→ **DIRECTIONS**
Restate word for word every entry that appears below, skipping its pictures.

--- INFORMATION SUPPLIED Enclosed Below ---

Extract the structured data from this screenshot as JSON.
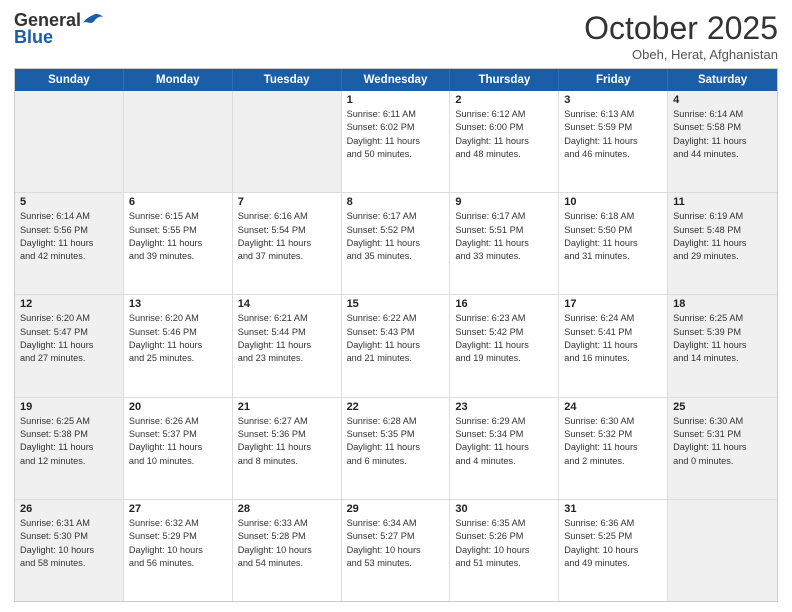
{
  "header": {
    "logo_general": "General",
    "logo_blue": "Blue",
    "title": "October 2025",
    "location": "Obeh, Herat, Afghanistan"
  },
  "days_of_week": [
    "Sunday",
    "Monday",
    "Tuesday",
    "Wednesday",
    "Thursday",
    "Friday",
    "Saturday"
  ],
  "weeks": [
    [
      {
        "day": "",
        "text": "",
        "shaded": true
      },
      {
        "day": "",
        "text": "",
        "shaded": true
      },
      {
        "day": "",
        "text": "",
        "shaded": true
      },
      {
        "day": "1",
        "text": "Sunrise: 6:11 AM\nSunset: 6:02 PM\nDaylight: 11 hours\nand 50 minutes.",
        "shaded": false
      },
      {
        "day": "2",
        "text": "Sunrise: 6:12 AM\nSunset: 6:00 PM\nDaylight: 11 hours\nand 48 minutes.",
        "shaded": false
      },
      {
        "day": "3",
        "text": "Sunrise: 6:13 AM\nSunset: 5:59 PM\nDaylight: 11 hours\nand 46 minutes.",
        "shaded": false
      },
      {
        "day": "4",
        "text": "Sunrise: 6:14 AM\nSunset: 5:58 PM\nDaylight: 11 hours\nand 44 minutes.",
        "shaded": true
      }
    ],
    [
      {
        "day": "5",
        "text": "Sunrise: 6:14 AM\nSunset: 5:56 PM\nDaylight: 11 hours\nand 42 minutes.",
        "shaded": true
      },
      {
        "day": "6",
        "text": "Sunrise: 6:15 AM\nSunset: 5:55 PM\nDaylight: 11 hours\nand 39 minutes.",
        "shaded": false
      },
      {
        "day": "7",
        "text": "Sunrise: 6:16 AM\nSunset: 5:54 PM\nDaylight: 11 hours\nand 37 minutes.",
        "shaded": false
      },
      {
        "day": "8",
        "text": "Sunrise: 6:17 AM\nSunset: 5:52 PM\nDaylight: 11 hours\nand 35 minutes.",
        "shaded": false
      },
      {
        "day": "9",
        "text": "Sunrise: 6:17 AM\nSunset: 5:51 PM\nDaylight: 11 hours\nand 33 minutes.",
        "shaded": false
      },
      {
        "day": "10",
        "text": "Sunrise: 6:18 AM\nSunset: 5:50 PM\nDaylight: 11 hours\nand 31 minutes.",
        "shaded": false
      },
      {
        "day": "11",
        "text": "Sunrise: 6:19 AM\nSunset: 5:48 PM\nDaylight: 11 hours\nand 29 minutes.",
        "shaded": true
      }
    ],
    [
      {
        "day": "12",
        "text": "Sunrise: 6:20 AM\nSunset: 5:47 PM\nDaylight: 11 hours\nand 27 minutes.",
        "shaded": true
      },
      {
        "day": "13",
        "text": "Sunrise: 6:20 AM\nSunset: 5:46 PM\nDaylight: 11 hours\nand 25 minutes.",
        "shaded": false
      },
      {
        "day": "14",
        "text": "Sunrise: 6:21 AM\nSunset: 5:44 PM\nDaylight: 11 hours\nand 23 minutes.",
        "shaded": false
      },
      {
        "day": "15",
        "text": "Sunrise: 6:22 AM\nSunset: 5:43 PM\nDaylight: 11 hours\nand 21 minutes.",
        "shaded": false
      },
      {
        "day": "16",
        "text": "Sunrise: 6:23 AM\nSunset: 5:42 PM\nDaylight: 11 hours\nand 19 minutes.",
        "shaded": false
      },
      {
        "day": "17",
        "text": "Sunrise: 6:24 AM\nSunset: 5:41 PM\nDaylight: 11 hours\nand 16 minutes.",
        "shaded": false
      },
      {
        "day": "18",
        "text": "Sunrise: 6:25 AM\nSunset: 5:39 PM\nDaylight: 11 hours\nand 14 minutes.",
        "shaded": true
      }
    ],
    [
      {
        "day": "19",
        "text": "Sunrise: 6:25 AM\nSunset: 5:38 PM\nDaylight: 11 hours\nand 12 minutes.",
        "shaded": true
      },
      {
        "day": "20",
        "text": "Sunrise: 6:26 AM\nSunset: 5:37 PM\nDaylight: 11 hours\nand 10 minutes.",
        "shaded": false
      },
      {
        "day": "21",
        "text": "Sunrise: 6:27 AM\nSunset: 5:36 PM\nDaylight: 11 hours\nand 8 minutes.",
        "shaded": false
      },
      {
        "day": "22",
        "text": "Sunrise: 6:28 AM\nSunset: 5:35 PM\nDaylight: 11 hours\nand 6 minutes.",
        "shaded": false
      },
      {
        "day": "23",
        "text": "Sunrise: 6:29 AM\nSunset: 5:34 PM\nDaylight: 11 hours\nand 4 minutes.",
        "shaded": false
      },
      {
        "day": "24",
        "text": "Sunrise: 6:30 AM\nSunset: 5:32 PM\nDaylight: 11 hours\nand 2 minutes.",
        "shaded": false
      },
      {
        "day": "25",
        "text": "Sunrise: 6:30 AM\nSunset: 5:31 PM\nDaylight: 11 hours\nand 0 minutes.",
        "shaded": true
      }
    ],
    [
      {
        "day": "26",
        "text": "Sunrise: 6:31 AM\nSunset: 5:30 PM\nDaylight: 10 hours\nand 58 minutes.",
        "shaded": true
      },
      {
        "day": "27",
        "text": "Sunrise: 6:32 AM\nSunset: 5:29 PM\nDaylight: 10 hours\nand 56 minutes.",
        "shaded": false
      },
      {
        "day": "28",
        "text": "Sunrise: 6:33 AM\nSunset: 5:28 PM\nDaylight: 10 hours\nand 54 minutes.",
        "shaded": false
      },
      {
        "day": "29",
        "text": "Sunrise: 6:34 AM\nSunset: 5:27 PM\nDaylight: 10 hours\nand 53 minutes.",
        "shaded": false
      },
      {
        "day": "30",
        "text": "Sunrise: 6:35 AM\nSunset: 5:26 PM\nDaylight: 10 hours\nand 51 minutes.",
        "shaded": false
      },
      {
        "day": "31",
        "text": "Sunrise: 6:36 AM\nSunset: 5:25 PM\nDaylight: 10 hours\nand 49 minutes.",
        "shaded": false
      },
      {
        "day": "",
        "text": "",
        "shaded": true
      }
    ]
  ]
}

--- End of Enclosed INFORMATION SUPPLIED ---

→ **REPLY**
Extract the structured data from this screenshot as JSON.
{
  "header": {
    "logo_general": "General",
    "logo_blue": "Blue",
    "title": "October 2025",
    "location": "Obeh, Herat, Afghanistan"
  },
  "days_of_week": [
    "Sunday",
    "Monday",
    "Tuesday",
    "Wednesday",
    "Thursday",
    "Friday",
    "Saturday"
  ],
  "weeks": [
    [
      {
        "day": "",
        "text": "",
        "shaded": true
      },
      {
        "day": "",
        "text": "",
        "shaded": true
      },
      {
        "day": "",
        "text": "",
        "shaded": true
      },
      {
        "day": "1",
        "text": "Sunrise: 6:11 AM\nSunset: 6:02 PM\nDaylight: 11 hours\nand 50 minutes.",
        "shaded": false
      },
      {
        "day": "2",
        "text": "Sunrise: 6:12 AM\nSunset: 6:00 PM\nDaylight: 11 hours\nand 48 minutes.",
        "shaded": false
      },
      {
        "day": "3",
        "text": "Sunrise: 6:13 AM\nSunset: 5:59 PM\nDaylight: 11 hours\nand 46 minutes.",
        "shaded": false
      },
      {
        "day": "4",
        "text": "Sunrise: 6:14 AM\nSunset: 5:58 PM\nDaylight: 11 hours\nand 44 minutes.",
        "shaded": true
      }
    ],
    [
      {
        "day": "5",
        "text": "Sunrise: 6:14 AM\nSunset: 5:56 PM\nDaylight: 11 hours\nand 42 minutes.",
        "shaded": true
      },
      {
        "day": "6",
        "text": "Sunrise: 6:15 AM\nSunset: 5:55 PM\nDaylight: 11 hours\nand 39 minutes.",
        "shaded": false
      },
      {
        "day": "7",
        "text": "Sunrise: 6:16 AM\nSunset: 5:54 PM\nDaylight: 11 hours\nand 37 minutes.",
        "shaded": false
      },
      {
        "day": "8",
        "text": "Sunrise: 6:17 AM\nSunset: 5:52 PM\nDaylight: 11 hours\nand 35 minutes.",
        "shaded": false
      },
      {
        "day": "9",
        "text": "Sunrise: 6:17 AM\nSunset: 5:51 PM\nDaylight: 11 hours\nand 33 minutes.",
        "shaded": false
      },
      {
        "day": "10",
        "text": "Sunrise: 6:18 AM\nSunset: 5:50 PM\nDaylight: 11 hours\nand 31 minutes.",
        "shaded": false
      },
      {
        "day": "11",
        "text": "Sunrise: 6:19 AM\nSunset: 5:48 PM\nDaylight: 11 hours\nand 29 minutes.",
        "shaded": true
      }
    ],
    [
      {
        "day": "12",
        "text": "Sunrise: 6:20 AM\nSunset: 5:47 PM\nDaylight: 11 hours\nand 27 minutes.",
        "shaded": true
      },
      {
        "day": "13",
        "text": "Sunrise: 6:20 AM\nSunset: 5:46 PM\nDaylight: 11 hours\nand 25 minutes.",
        "shaded": false
      },
      {
        "day": "14",
        "text": "Sunrise: 6:21 AM\nSunset: 5:44 PM\nDaylight: 11 hours\nand 23 minutes.",
        "shaded": false
      },
      {
        "day": "15",
        "text": "Sunrise: 6:22 AM\nSunset: 5:43 PM\nDaylight: 11 hours\nand 21 minutes.",
        "shaded": false
      },
      {
        "day": "16",
        "text": "Sunrise: 6:23 AM\nSunset: 5:42 PM\nDaylight: 11 hours\nand 19 minutes.",
        "shaded": false
      },
      {
        "day": "17",
        "text": "Sunrise: 6:24 AM\nSunset: 5:41 PM\nDaylight: 11 hours\nand 16 minutes.",
        "shaded": false
      },
      {
        "day": "18",
        "text": "Sunrise: 6:25 AM\nSunset: 5:39 PM\nDaylight: 11 hours\nand 14 minutes.",
        "shaded": true
      }
    ],
    [
      {
        "day": "19",
        "text": "Sunrise: 6:25 AM\nSunset: 5:38 PM\nDaylight: 11 hours\nand 12 minutes.",
        "shaded": true
      },
      {
        "day": "20",
        "text": "Sunrise: 6:26 AM\nSunset: 5:37 PM\nDaylight: 11 hours\nand 10 minutes.",
        "shaded": false
      },
      {
        "day": "21",
        "text": "Sunrise: 6:27 AM\nSunset: 5:36 PM\nDaylight: 11 hours\nand 8 minutes.",
        "shaded": false
      },
      {
        "day": "22",
        "text": "Sunrise: 6:28 AM\nSunset: 5:35 PM\nDaylight: 11 hours\nand 6 minutes.",
        "shaded": false
      },
      {
        "day": "23",
        "text": "Sunrise: 6:29 AM\nSunset: 5:34 PM\nDaylight: 11 hours\nand 4 minutes.",
        "shaded": false
      },
      {
        "day": "24",
        "text": "Sunrise: 6:30 AM\nSunset: 5:32 PM\nDaylight: 11 hours\nand 2 minutes.",
        "shaded": false
      },
      {
        "day": "25",
        "text": "Sunrise: 6:30 AM\nSunset: 5:31 PM\nDaylight: 11 hours\nand 0 minutes.",
        "shaded": true
      }
    ],
    [
      {
        "day": "26",
        "text": "Sunrise: 6:31 AM\nSunset: 5:30 PM\nDaylight: 10 hours\nand 58 minutes.",
        "shaded": true
      },
      {
        "day": "27",
        "text": "Sunrise: 6:32 AM\nSunset: 5:29 PM\nDaylight: 10 hours\nand 56 minutes.",
        "shaded": false
      },
      {
        "day": "28",
        "text": "Sunrise: 6:33 AM\nSunset: 5:28 PM\nDaylight: 10 hours\nand 54 minutes.",
        "shaded": false
      },
      {
        "day": "29",
        "text": "Sunrise: 6:34 AM\nSunset: 5:27 PM\nDaylight: 10 hours\nand 53 minutes.",
        "shaded": false
      },
      {
        "day": "30",
        "text": "Sunrise: 6:35 AM\nSunset: 5:26 PM\nDaylight: 10 hours\nand 51 minutes.",
        "shaded": false
      },
      {
        "day": "31",
        "text": "Sunrise: 6:36 AM\nSunset: 5:25 PM\nDaylight: 10 hours\nand 49 minutes.",
        "shaded": false
      },
      {
        "day": "",
        "text": "",
        "shaded": true
      }
    ]
  ]
}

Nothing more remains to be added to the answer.